After decades of attempts, the best way to ensure you and your bags arrive at the same place at the same time is carrying them on the plane yourself. Of course, that means you have to drag heavier bags even farther through sprawling airports.
Planning for the unexpected
After the 2001 terrorist attacks, new security screenings created long lines and increased the amount of time people spent at the airport before flights. The need for additional security and waiting space challenged designs that had seemed forward-thinking even in the late 1990s.
For instance, a terminal completed in 1997 at Reagan National Airport outside Washington, D.C., included shops and restaurants, as well as a seamless link to the region’s public transit system. That whole layout is being revamped now, at a cost of $1 billion, to enhance the travel experience and accommodate growing passenger numbers.

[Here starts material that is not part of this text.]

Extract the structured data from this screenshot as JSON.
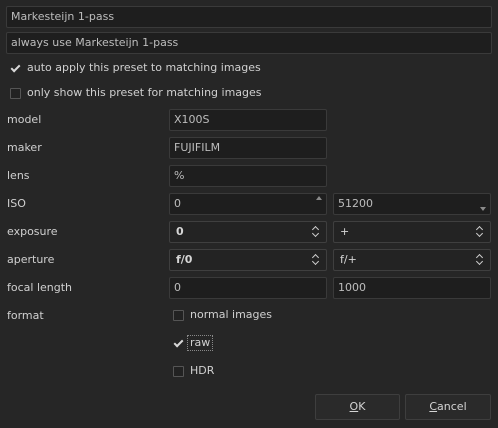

As more people fly more often, the pace of growth and unexpected events have often overwhelmed the best intended designs and plans. After more than 60 years of trying, it’s an open question whether the ultimate airport of the future–one where passengers and their bags move quickly through a space that’s enjoyable to be in–could ever exist at all.